Facebook had a “road show” where they went to major investors to pitch them on investing in the company. While this information wasn’t handed out publicly (one reason they are being sued, since critical information that downgraded the stock’s value was shared to a handful of private investors), the media still covered it like it was a big deal. When you turn on the evening news and see a report about a company getting ready to go public you automatically find yourself wondering if you should invest.
And your wonder should stop there.
Generally speaking IPOs are a terrible investment for individual investors. Not because shares of companies do not go up — sometimes massively — on the day they go public, because that does happen from time to time.
Rule No.1: Never lose money. Rule No.2: Never forget rule No.1.
– Warren Buffett

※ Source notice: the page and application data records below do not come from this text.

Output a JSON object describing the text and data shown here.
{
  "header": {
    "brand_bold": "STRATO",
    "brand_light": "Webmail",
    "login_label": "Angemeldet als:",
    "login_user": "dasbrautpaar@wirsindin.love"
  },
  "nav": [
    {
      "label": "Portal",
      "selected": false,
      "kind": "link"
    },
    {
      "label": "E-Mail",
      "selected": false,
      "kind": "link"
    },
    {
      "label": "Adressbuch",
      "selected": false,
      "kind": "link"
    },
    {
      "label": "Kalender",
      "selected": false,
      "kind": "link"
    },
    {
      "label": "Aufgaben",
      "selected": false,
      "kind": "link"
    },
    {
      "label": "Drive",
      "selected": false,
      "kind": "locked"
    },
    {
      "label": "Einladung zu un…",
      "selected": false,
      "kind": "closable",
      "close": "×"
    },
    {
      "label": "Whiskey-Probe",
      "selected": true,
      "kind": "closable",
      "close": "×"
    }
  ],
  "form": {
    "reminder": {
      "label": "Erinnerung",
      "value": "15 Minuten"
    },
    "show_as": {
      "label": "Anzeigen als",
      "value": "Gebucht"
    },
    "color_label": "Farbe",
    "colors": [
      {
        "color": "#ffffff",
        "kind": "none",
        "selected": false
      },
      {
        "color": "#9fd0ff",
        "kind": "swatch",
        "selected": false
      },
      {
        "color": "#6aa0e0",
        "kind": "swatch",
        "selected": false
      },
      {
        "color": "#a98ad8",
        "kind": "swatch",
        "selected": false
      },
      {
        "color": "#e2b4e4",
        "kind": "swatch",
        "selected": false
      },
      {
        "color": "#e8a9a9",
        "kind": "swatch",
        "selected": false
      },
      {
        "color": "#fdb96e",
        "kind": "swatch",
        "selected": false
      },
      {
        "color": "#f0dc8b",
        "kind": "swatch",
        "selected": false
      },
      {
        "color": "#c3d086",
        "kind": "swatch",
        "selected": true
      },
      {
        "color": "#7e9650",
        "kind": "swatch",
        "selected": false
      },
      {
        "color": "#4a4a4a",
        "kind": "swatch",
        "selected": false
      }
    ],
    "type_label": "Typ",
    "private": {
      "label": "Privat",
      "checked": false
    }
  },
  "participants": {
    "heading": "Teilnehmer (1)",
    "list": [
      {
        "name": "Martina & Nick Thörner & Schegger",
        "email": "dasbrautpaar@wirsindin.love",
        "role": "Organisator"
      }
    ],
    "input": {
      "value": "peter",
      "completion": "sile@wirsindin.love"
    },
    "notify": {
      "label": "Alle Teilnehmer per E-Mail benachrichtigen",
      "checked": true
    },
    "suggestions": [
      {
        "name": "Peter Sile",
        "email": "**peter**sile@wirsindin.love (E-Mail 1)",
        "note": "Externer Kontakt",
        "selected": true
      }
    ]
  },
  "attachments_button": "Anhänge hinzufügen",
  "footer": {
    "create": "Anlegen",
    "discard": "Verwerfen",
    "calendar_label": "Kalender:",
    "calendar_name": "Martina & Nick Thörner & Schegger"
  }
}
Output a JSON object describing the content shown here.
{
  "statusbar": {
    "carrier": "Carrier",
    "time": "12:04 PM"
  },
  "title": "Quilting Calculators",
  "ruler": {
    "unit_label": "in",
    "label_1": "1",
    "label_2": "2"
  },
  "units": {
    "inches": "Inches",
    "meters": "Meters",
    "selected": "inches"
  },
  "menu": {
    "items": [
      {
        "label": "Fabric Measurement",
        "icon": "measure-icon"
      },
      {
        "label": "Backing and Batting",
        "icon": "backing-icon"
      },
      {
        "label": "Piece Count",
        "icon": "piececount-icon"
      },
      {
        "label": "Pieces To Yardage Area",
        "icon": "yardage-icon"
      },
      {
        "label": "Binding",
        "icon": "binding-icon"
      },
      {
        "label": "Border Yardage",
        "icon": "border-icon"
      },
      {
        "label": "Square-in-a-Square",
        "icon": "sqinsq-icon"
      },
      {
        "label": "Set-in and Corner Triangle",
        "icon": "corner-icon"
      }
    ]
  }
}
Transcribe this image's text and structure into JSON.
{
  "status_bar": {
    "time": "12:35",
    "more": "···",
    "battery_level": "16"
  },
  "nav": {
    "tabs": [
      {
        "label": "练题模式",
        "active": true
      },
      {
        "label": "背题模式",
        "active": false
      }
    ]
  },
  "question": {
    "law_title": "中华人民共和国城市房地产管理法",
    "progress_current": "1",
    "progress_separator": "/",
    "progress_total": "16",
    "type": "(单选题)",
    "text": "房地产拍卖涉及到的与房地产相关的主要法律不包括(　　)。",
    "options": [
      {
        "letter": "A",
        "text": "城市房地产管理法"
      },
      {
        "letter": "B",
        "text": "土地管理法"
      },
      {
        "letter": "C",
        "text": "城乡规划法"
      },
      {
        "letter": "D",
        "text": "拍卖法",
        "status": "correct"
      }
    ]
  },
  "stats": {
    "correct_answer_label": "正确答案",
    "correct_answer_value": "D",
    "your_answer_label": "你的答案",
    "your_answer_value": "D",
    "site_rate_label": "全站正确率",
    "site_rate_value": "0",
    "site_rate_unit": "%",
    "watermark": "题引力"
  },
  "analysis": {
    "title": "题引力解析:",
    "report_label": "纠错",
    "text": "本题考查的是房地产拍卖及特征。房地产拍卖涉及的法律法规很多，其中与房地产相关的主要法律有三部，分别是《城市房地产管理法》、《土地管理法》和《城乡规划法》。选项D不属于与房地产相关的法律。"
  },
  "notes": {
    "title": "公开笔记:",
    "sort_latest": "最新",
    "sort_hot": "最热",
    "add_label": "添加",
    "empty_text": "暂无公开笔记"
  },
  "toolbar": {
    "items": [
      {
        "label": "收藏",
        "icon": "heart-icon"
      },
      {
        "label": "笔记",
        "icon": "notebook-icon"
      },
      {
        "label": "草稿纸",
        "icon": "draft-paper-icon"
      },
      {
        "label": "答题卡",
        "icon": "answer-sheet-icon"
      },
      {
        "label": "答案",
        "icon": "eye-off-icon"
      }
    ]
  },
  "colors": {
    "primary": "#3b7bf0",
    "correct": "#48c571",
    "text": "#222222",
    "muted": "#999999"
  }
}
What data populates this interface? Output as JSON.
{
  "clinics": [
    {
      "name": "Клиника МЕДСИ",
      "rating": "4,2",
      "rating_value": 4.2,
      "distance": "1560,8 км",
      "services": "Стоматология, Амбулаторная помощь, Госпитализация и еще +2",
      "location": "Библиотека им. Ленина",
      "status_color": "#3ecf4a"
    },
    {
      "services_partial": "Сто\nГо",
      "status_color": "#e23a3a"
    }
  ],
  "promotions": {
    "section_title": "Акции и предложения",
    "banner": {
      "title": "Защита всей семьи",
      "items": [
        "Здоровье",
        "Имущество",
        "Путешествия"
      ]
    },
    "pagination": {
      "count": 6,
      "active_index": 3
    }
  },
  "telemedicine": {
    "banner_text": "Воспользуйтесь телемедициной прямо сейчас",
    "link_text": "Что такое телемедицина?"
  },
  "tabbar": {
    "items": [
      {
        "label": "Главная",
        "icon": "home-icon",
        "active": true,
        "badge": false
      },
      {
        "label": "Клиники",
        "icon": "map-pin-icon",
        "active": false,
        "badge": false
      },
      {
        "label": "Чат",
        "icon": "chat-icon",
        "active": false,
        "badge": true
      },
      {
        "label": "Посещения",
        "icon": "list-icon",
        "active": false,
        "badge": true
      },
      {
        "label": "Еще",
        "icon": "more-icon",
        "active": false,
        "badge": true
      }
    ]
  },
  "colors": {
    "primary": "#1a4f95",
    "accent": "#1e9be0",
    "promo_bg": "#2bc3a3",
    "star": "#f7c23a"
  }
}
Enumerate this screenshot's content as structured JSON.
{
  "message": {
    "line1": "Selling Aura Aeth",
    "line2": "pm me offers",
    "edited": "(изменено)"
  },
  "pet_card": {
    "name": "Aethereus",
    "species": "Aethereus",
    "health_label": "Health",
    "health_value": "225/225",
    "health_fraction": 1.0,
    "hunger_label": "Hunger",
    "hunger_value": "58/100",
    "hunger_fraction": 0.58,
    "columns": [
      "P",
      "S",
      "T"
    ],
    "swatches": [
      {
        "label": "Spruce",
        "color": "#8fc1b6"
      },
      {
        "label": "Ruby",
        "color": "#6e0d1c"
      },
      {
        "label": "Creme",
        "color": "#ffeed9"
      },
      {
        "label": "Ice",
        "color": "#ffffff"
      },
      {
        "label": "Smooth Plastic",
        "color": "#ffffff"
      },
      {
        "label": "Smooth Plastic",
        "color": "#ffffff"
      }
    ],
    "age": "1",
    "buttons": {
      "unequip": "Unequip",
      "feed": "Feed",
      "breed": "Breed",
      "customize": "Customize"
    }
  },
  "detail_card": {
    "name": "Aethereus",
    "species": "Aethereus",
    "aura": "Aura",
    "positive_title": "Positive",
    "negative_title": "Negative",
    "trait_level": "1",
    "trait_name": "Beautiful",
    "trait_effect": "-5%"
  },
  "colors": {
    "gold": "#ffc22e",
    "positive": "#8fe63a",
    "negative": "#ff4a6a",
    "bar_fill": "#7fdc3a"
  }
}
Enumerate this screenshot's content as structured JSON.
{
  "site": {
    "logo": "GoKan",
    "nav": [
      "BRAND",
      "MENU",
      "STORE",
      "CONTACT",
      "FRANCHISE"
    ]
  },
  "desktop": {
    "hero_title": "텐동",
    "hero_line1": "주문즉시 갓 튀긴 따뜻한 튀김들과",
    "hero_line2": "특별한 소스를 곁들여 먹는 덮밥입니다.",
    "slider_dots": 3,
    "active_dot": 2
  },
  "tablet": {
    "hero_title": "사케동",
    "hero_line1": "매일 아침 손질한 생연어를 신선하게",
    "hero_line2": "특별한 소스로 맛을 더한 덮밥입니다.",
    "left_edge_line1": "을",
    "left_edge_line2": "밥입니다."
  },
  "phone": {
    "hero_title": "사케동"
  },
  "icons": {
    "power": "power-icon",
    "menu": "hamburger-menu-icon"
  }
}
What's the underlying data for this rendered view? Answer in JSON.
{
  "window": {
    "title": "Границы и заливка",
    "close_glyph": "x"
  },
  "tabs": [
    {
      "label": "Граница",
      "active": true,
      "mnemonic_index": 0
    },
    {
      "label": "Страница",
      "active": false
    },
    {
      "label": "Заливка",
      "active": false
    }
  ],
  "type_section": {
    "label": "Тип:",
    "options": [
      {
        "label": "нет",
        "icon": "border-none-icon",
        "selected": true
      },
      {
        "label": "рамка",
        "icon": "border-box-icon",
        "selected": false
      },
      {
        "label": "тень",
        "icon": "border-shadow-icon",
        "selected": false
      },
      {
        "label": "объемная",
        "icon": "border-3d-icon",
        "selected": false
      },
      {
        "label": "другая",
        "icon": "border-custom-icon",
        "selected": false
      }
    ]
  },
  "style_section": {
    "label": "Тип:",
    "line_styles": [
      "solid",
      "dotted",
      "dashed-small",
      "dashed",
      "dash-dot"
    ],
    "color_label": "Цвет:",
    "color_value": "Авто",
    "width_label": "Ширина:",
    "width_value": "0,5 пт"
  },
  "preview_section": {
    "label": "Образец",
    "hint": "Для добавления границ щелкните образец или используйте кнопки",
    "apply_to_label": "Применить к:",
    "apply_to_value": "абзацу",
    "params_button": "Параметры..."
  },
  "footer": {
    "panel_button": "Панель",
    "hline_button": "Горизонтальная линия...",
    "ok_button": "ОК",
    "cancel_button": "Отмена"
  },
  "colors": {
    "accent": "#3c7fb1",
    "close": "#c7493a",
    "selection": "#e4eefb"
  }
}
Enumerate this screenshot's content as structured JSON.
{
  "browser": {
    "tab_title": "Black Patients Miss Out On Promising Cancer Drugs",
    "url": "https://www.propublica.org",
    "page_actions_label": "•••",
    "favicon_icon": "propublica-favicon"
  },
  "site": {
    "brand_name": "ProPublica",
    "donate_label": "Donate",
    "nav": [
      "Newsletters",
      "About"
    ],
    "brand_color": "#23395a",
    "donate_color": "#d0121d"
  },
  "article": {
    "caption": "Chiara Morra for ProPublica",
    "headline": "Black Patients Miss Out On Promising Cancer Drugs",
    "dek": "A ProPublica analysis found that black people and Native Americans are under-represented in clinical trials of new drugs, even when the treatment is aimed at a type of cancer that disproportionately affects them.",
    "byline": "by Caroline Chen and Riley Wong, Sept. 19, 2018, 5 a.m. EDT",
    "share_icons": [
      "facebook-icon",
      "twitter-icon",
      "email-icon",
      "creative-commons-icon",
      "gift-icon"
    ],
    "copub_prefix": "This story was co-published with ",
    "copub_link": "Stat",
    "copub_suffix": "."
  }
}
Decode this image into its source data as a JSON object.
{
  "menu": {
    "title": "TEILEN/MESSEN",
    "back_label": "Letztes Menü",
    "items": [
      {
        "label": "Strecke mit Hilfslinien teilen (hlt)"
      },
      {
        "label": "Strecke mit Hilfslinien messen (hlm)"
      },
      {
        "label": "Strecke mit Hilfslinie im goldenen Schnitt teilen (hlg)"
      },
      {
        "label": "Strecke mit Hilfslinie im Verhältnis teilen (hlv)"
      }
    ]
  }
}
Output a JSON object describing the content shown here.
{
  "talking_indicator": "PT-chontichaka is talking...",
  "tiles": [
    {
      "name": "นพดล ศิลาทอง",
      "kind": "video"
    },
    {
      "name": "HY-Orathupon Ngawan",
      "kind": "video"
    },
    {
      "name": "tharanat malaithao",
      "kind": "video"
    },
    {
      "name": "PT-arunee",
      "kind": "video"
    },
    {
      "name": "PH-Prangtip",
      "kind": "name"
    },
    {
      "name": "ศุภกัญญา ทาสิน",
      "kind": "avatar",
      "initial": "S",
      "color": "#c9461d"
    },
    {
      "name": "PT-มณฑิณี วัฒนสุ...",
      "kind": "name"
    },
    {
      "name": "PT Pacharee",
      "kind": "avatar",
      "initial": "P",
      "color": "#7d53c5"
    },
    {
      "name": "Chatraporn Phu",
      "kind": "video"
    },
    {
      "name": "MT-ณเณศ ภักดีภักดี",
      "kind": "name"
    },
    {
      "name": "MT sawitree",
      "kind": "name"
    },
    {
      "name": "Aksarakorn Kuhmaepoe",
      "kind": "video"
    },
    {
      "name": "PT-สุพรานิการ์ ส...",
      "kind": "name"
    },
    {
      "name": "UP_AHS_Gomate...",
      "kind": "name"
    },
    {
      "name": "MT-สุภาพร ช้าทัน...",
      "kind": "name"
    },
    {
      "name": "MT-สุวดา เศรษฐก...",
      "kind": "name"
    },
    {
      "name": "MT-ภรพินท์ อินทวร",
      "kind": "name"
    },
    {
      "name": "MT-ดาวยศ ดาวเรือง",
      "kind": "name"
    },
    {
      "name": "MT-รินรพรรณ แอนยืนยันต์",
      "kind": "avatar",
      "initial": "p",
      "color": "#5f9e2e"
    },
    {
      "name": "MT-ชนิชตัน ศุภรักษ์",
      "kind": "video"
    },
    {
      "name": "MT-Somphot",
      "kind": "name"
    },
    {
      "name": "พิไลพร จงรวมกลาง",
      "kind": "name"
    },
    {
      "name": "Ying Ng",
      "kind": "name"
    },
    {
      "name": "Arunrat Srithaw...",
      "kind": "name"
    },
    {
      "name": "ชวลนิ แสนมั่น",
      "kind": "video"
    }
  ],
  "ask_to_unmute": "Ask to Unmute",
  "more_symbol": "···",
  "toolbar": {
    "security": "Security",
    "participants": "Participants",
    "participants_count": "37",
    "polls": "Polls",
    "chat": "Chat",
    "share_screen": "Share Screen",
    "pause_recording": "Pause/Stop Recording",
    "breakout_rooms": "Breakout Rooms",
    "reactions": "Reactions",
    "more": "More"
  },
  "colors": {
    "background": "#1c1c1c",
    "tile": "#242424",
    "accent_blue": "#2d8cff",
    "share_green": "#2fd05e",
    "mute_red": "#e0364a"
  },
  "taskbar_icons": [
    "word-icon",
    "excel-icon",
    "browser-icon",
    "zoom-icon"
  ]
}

No, you should avoid IPOs because they are individually traded companies and 99% of investors are not qualified to maintain a diverse portfolio of individual stocks.
The easiest investment portfolio consists of three mutual funds or ETFs: one for the total stock market (US), one for the total international stock market, and one for the total bond market. You simply set it, automate your investments, and forget it.
However, many wise financial advisers know that despite their best warnings, some individuals will still want to invest in individual stocks. If you do so, only dedicate 5% of your portfolio. You can afford to lose 5%, not 50%.
For Your Portfolio, Yes
As bad as investing in IPOs and individual stocks can be for your portfolio, you should still care about them in one aspect. If you buy additional shares on your own you may be drastically increasing your exposure to the stock because the mutual funds and pension plans you participate in may already be investing in the IPO.
How can you know if your funds are investing in these new companies?
The easiest way is to go to the fund’s website and read the associated prospectus and reports. Sometimes finding what is called a “Composition Report” can be a little tricky. Once you find it the report will usually list out not only the top 10 holdings of the fund, but every holding and what percentage of the fund each holding amounts to.
[Related: If You Are Looking to Invest, Check Out These Discount Brokers]
Final Thoughts on IPOs
IPOs are best for the underwriting companies who make millions by underwriting the initial public offering of the stock.
They are also usually very good for founders, early stage investors, and venture capital firms that own a share of the company that is going public.
Coming in dead last is the individual investor that buys into the company at a price dictated by the underwriting firm in hopes of the shares either skyrocketing immediately or over time.
Don’t buy into the marketing hype around a stock and look at fundamentals: when Facebook went public it was trading at a P/E ratio of around 100. Most stocks are in the 15 to 25 range. It was simple to see this was a horrible investment, buy many individual investors bought the hype and let their emotions dictate when they would buy.
I haven’t invested in any IPOs except for whatever my mutual funds own. I don’t buy individual stocks so it is a no brainier for me to not get involved.
I invested in one, long, long ago. It was for an MLM that I was a distributor for (I’m not anymore). It was actually the 2nd IPO. The first one did very well. Stock price doubled the same day and held for quite some time. So I figured it would be a no brainer. Well the second one didn’t double. It even dropped a bit. 5-years down the line I did sell it for more than I bought, but I didn’t get rich. :O)
Roger @ The Chicago Financial Planner says
Most IPOs are a sucker’s game. For every Google (up 8 times since its IPO) there are dogs like Facebook and Groupon. Unless this is money that you are willing to lose, in my opinion individual investors should avoid the “opportunity” to get in on an IPO. I liken it to the hour we spent in a casino in New Orleans about a year ago. My wife, daughter, and I split up $30 worth of chips. We of course lost it all, but chalked it up to entertainment.
Thanks for submitting this post to the Carnival of Investing and congratulations, your post is included in the exclusive editor’s picks section: